### Task prompt
Copy exactly, and only, the lines that start at the line containing "Serialize everything readable" and end at the last line of the material below.

### Material shown

--- START ---

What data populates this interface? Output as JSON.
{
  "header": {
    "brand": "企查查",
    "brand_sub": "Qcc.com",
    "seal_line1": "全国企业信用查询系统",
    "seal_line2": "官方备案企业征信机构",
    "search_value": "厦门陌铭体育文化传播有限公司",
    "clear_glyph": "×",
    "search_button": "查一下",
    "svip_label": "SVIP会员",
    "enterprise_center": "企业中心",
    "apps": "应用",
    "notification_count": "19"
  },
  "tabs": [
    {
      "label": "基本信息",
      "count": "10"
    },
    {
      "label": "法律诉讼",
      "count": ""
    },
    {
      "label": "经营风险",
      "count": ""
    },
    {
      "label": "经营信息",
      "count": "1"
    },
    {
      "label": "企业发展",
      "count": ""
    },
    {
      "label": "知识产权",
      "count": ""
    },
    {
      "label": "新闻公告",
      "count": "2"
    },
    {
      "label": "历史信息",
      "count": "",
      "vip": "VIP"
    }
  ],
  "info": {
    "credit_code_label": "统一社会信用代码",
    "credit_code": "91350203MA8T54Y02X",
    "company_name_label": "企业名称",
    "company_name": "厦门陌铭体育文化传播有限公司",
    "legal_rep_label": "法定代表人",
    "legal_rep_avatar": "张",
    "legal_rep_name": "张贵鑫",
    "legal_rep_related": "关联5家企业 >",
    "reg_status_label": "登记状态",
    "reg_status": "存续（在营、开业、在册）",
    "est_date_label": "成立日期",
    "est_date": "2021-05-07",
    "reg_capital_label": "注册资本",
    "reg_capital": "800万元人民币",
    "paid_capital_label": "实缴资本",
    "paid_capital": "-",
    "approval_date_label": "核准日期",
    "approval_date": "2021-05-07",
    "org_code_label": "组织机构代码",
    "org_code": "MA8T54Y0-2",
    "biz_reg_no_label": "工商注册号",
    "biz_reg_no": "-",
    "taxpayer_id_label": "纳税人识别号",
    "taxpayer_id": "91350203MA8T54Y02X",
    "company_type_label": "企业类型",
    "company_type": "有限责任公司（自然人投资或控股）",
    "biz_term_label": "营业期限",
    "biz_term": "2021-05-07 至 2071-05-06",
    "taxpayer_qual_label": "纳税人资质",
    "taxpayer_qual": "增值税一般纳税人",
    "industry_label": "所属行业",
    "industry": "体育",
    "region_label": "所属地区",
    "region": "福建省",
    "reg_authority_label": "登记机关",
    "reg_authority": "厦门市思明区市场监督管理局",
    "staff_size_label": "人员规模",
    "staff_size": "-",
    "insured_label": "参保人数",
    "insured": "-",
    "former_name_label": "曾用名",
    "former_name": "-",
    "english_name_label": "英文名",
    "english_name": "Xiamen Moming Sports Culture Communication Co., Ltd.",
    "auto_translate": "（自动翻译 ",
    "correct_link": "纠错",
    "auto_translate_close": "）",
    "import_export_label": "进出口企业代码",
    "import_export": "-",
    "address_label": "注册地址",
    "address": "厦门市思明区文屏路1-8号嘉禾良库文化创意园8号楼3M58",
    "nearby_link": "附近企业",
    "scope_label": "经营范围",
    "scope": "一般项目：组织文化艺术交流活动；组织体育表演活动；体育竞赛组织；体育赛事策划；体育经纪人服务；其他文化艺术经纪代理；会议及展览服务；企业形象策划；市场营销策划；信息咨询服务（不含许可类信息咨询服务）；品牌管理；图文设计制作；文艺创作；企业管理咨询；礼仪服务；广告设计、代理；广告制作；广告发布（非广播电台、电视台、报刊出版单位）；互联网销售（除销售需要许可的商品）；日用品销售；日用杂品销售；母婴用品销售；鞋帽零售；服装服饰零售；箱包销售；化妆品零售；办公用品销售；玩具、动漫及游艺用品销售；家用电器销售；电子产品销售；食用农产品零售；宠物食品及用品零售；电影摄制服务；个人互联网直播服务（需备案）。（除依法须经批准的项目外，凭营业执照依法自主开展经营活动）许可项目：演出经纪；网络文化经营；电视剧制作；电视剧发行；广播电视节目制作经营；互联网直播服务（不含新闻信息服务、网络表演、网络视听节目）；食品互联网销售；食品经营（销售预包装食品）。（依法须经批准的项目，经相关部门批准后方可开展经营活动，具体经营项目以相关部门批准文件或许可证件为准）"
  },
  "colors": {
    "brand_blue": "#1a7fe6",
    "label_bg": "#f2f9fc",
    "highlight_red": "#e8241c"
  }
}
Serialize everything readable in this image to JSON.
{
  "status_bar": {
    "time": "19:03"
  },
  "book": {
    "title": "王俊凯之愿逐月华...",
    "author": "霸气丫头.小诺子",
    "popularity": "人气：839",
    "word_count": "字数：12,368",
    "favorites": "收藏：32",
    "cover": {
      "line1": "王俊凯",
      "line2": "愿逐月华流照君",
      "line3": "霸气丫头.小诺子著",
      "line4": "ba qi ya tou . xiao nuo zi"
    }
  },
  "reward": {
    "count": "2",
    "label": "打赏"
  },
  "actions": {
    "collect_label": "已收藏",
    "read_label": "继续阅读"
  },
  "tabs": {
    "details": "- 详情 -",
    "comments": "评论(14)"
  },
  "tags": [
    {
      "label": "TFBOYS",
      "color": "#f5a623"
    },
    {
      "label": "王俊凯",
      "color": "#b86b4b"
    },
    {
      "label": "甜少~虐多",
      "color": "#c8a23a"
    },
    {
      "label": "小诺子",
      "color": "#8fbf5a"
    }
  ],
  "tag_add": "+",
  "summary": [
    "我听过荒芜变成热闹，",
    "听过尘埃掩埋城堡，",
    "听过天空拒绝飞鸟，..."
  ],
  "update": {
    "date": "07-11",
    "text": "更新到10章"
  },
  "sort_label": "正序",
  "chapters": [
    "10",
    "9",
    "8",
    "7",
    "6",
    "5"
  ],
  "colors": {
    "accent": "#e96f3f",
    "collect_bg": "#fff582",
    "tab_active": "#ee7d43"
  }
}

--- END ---

### Answer space
Serialize everything readable in this image to JSON.
{
  "status_bar": {
    "time": "19:03"
  },
  "book": {
    "title": "王俊凯之愿逐月华...",
    "author": "霸气丫头.小诺子",
    "popularity": "人气：839",
    "word_count": "字数：12,368",
    "favorites": "收藏：32",
    "cover": {
      "line1": "王俊凯",
      "line2": "愿逐月华流照君",
      "line3": "霸气丫头.小诺子著",
      "line4": "ba qi ya tou . xiao nuo zi"
    }
  },
  "reward": {
    "count": "2",
    "label": "打赏"
  },
  "actions": {
    "collect_label": "已收藏",
    "read_label": "继续阅读"
  },
  "tabs": {
    "details": "- 详情 -",
    "comments": "评论(14)"
  },
  "tags": [
    {
      "label": "TFBOYS",
      "color": "#f5a623"
    },
    {
      "label": "王俊凯",
      "color": "#b86b4b"
    },
    {
      "label": "甜少~虐多",
      "color": "#c8a23a"
    },
    {
      "label": "小诺子",
      "color": "#8fbf5a"
    }
  ],
  "tag_add": "+",
  "summary": [
    "我听过荒芜变成热闹，",
    "听过尘埃掩埋城堡，",
    "听过天空拒绝飞鸟，..."
  ],
  "update": {
    "date": "07-11",
    "text": "更新到10章"
  },
  "sort_label": "正序",
  "chapters": [
    "10",
    "9",
    "8",
    "7",
    "6",
    "5"
  ],
  "colors": {
    "accent": "#e96f3f",
    "collect_bg": "#fff582",
    "tab_active": "#ee7d43"
  }
}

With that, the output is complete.